Sunday, February 11, 2007
Washington Post food critic Tom Sietsema's monthly report from the road.
CHUN (124 Jinxian Lu, 011-86-21-6256-0301)
Don't be put off by the dreary facade or bare-bones interior. Do reserve well in advance for a chance at one of only four tables watched over by Minglan Qu, the carefree owner of the 1989-vintage Shanghainese shoebox. There is no menu; she simply tells you what the kitchen has made that day. With luck, the choices might include a woodsy-looking salad of tofu and mushrooms, small and crunchy lake shrimp, and my latest passion: snails and pork, chopped up, spiked with alcohol, stuffed into snail shells and served with toothpicks for extricating the "meatball" inside. $10 per diner.

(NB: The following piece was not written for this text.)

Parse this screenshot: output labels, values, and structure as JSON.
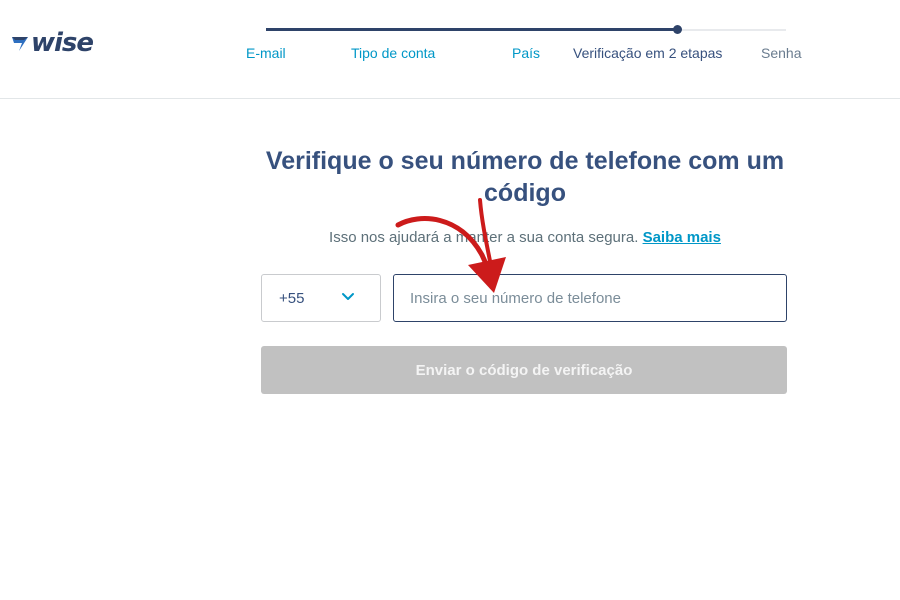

GUYI HUNAN (89 Fumin Lu, 011-86-21-6249-5628)
Illuminated by chandeliers and set off by a mirrored wall, this big and busy dining room celebrates the cooking of Hunan: finely shredded chicken glistening with chili oil; short ribs in a casserole heaped with ginger, garlic and fistfuls of chopped red chilies; plump frogs' legs in a bamboo tube filled with a fiery broth of peppers. Although the English translations beg for explanation (what exactly is "a jar full of sweet smelling soup"?), the curious should observe what their Chinese neighbors are slurping and follow suit. Dinner for two, about $25.
FU 1039 (1039 YuYuan Rd., 011-86-21-5237-1878)
Patrons stroll down a small alley and pass a lovely bamboo courtyard on their way to one of the most fashionable meals in the city. Beautifully staged and expertly served in a rambling old mansion, the food is delicate and delicious. Ask for a sampling of the kitchen's signatures and out might come sweet and crisp smoked fish; hairy crab, a seasonal treat, strewn over braised asparagus; prawns draped in a sweet-hot chili sauce; tiny peas tossed with bits of ham; and snowlike peanut ice cream for a cool close. Dinner for two, about $125.